FDA Misdemeanor Cases—Not Always A Sure Win for the Government

June 4, 2012

By John R. Fleder

It is often said that a grand jury would indict a ham sandwich if asked to do so by a prosecutor.  Some lawyers also say that the government cannot lose an FDA misdemeanor prosecution against current and former company officials because the intent bar is so low, namely the prosecutor does not need to prove that a defendant had any mens rea.  A recent FDA criminal case does nothing to refute the first saying, but it calls into question the accuracy of the second.

On December 29, 2009, the Justice Department announced that Spectranetics Corporation had agreed to pay $5 million in civil damages and forfeiture to resolve claims arising from the company’s alleged involvement in importing unapproved medical devices, namely medical lasers and peripheral devices for those lasers.  In addition, Spectranetics agreed to enter into an HHS corporate integrity agreement.  In return, the federal government agreed that it would not criminally prosecute the company.  However, the government did not agree that it would forgo criminally prosecuting Spectranetics’ former executives. 

On August 26, 2010, a grand jury in Denver, Colorado returned a felony indictment against former Spectranetics’ officials, including its former president.  The charges stemmed from complaints that company employees had made to the United States Attorney’s Office.  Before the charges were filed, an agent from FDA’s Office of Criminal Investigations and a Special Agent from Immigration and Customs Enforcement executed a search warrant.  During execution of the warrant, the former president agreed to a voluntary interview.  Statements made during that interview formed the basis for one of the criminal charges filed in the case.

The case went to trial against two of the individual defendants, including the former president.  The trial involved twelve counts: one count of a conspiracy to defraud the United States (18 U.S.C. 371), one count of making false statements (18 U.S.C. 1001(a)(2)),  three counts of illegally bringing merchandise into the United States (18 U.S.C. 545), three counts of introducing adulterated and misbranded devices into interstate commerce (21 U.S.C. 331(a) and 333(a)(2)), and four counts of receiving adulterated and misbranded devices in interstate commerce (21 U.S.C. 331(c) and 333(a)(2)).

Of the two defendants who went to trial, one was acquitted on all of the counts.  The former president was acquitted on eleven of the counts, but was convicted on the twelfth count involving making a false statement to the government when the search warrant was executed.

Particularly noteworthy in assessing the jury’s rejection of the government’s case is that the jurors were presented with two opportunities to convict the defendant who was acquitted on all counts.  The jury was allowed to find the defendant guilty of felony violations of the FDC Act, but was also given the alternative of finding that defendant guilty of a lesser included offense for those alleged violations, namely that the defendant was guilty of misdemeanor charges for the same acts.  In other words, the jury was allowed to convict that defendant without any showing of mens rea.  Nevertheless, the jurors acquitted that defendant on all FDC Act counts, including the three lesser included offenses counts. 

After conviction of the former president on that one count, the government sought an “upward departure” for his sentence, meaning that it sought a sentence that was harsher than what would otherwise be provided for under the U.S. Sentencing Guidelines.  The government recommended a sentence of two years imprisonment.  However, on May 31, 2012, the Court squarely rejected the government’s recommended sentence.  The former president was put on probation for one year, was prohibited during that period from engaging in the sale of medical devices not approved by FDA, and also was ordered to complete 100 hours of community service.

The threat of any criminal charge under the FDC Act can be a life changing event for any person.  Going to trial carries the reward of having a jury acquit a person on all counts.  However, going to trial runs the risk that a person will be convicted, and almost certainly face a harsher sentence than the person would have faced had he pleaded guilty before trial.  This case demonstrates that sometimes that risk is worth the reward.  It also demonstrates that even if the government charges a responsible corporate officer with a misdemeanor for FDC Act violations, the government’s case is not always open and shut.

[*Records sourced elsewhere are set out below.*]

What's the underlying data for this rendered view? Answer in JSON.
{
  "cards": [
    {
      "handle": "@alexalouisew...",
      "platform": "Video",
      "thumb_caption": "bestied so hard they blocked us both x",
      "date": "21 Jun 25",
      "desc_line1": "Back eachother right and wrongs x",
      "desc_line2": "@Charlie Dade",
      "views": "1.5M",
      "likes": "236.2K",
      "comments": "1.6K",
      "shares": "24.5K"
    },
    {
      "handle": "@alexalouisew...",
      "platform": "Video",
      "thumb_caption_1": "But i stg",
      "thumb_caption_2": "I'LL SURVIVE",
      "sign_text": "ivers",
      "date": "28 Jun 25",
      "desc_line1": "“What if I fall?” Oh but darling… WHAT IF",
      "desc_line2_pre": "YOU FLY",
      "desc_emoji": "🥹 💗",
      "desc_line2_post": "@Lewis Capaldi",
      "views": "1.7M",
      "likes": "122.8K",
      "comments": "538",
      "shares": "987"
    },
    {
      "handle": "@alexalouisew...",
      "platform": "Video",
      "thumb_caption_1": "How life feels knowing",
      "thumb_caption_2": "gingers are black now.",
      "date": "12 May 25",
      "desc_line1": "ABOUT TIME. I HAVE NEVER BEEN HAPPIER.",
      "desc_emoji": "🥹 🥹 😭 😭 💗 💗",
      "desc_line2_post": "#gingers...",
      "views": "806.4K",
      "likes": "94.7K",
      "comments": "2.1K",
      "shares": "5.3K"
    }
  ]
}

It does serve as a reminder that there are risks for prosecutors at trial as well, even when the charge is an FDC Act misdemeanor. 

The other lesson from the outcome of this case is that it is almost never a good idea to voluntarily speak with government criminal investigators without legal counsel.  As noted above, a voluntary interview formed the basis of the sole charge on which the jury convicted.  We’ll have more to say about this topic in our June 20, 2012  webinar, “Garbage Runs, Fake Identities, and Surprise Home Visits Strategies to Deal With FDA's Nontradition Investigative Tools.”